“Meanwhile we now have a situation whereby rural householders are expected to foot the bill themselves to meet the current waste water standards. This is totally unjust and unworkable as many of these householders are in mortgage arrears and have seen their incomes collapse as a result of unemployment and the last five austerity budgets.
“There is a requirement on the Minister Hogan’s department to provide full funding to ensure this work in carried out. Otherwise we will be dragging householders through the courts and criminalising law bidding citizens.
“The government should compromise in order to avoid further confrontation. He would do worse than learn from the last nights turf cutting debate. Sometimes it is best for a government to engage, listen and compromise.
“If we apply the current draft standards, on a risk based approach there will be a modest number of septic tanks that will need remedial works.
“The investment in upgrading of domestic septic tanks will also provide much needed employment and economic stimulus for local economies.”
Sinn Féin Education Spokesperson Seán Crowe met this week with student teachers who have been forced by the government to take a 14% cut in pay and allowances.
Describing the plight of newly qualified teachers as “unacceptable, immoral and wrong”, Deputy Crowe said:
“Regardless of what financial challenges we face, forcing such punitive cuts on newly qualified teachers is wrong and unjustifiable.
“It is also short-sighted considering the tens of millions that are being spent on training teachers for them to then enter employment being paid a wage that is below the industrial average. Some of our most capable young people from the teaching profession will be forced to emigrate in order to get paid a decent wage for basic day-to-day items and pay their mortgage.
“The imposition of these cuts will at best only obtain very minimal savings. They reflect the type of short sighted policies that have blighted this government’s first 12 months in power and will drive a generation of young people away from these shores.
“The briefing that was given by student teachers made clear that what is being imposed on the next generation of teachers will undermine and erode the goodwill and moral of staff who play such a pivotal role in our society. The disparity in wages arising from these cuts will also cause resentment amongst staff and greatly impact on the delivery of education in the classroom.
“Minister Quinn should reverse these cuts immediately.”
Peadar Tóibín TD, Sinn Féin spokesperson on jobs, enterprise and innovation speaking in the Dáil on the issue of state retirements said:
“We all agree that there is a need to reform our public services to ensure that they are fit for purpose, to ensure the delivery of a first world service for our citizens in an efficient and effective manner.

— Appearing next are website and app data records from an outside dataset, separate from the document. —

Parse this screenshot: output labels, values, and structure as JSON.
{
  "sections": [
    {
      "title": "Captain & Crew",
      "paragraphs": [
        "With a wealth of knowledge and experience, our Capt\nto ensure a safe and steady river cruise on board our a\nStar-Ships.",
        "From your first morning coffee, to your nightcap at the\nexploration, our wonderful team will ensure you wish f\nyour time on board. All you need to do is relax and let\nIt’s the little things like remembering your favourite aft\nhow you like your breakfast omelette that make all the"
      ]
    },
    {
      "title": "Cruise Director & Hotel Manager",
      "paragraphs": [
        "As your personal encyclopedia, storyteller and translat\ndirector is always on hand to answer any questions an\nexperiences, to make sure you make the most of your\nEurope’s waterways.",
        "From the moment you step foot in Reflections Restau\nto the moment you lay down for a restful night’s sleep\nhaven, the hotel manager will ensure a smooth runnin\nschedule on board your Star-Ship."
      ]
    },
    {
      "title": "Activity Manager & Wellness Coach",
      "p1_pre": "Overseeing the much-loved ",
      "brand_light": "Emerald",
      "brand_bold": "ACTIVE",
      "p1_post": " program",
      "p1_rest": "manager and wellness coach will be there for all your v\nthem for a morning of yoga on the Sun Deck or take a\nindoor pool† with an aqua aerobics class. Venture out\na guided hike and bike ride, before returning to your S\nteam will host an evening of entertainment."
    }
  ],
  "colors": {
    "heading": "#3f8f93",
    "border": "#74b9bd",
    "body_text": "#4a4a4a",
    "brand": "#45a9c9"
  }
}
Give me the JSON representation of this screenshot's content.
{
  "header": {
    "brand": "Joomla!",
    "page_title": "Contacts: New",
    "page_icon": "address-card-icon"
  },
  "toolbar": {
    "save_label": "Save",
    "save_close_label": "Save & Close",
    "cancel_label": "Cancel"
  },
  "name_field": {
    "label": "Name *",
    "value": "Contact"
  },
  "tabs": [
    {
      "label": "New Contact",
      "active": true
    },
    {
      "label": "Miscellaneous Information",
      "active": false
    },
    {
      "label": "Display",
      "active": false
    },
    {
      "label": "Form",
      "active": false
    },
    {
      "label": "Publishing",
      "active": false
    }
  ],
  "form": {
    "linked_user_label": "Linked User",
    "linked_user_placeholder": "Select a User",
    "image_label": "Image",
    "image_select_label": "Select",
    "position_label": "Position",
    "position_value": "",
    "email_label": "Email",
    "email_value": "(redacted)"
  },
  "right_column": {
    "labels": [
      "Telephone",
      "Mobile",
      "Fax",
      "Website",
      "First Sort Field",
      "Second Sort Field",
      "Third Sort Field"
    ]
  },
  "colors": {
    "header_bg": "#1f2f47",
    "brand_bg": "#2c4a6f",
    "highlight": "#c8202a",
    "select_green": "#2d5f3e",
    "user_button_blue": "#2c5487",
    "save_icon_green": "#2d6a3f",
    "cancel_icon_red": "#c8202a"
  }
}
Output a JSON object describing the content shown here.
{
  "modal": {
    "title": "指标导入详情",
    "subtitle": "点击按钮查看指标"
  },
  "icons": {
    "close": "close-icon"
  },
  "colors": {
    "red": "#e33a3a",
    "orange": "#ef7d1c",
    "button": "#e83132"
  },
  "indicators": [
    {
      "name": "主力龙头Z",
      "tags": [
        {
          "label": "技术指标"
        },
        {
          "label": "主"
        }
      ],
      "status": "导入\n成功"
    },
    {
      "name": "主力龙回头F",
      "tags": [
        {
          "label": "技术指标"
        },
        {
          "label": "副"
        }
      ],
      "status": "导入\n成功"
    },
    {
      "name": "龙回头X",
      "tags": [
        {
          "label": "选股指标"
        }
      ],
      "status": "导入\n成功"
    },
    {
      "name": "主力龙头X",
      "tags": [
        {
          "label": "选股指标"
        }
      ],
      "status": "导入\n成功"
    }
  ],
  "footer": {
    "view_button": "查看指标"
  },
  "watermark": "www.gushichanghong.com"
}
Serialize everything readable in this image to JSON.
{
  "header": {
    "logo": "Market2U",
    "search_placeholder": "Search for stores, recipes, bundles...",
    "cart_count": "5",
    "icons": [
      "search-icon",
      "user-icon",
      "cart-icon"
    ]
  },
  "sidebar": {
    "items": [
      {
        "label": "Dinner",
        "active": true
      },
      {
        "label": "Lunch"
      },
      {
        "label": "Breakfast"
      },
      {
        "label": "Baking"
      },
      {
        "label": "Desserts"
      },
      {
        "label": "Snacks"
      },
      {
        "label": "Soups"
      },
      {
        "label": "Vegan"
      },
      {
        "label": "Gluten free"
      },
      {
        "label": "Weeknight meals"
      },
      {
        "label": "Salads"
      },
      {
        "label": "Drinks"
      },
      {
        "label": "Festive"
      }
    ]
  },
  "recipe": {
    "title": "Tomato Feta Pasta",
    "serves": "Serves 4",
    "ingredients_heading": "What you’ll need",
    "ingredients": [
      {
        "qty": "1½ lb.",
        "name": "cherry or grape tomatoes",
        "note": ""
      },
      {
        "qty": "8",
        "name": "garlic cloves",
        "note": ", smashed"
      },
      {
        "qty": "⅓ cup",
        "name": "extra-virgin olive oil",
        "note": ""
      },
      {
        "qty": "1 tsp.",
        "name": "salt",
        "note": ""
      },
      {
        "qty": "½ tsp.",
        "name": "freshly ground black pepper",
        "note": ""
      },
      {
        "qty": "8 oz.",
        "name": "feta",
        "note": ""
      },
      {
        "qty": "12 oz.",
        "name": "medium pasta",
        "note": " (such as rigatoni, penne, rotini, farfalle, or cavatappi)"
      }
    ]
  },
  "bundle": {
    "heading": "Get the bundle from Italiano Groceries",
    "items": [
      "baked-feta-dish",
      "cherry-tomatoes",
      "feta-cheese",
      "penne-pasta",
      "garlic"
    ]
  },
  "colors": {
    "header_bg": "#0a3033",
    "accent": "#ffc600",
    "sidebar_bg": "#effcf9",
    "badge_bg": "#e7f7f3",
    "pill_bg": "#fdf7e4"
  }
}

“The actions of this government demonstrate a fixation, not on public sector reform, but rather an ideological driven attack on the size of the public sector.
“This government has slashed essential budgets in health and education, they have failed to reel in the excessive payments to the senior public servants, and they have brought forward the blunt and instrument of incentivised retirement. This has led to an unplanned and uncoordinated loss of 9,000 posts.
“It will lead to the loss of essential skills and experience without the plan to replace these skills. On average, if each of the retirees have 30 years’ experience that leads to a cumulative loss of 270,000 years’ experience.
“In the absence of a plan to fill the skills deficit the options left to the minister appear to be; let the already under strain services cover the holes in provision or rehire those who have retired and pay them twice.
“This is not scaremongering already within the education sector 383 posts are now filled by teaching staff that are in receipt of pensions payments, this is, they have a public pension and receive a wage.
“So we have reduced numbers, we have a loss of experience, we will have a reduced level of service and we will be paying people a pension and a wage to do the jobs there are currently doing.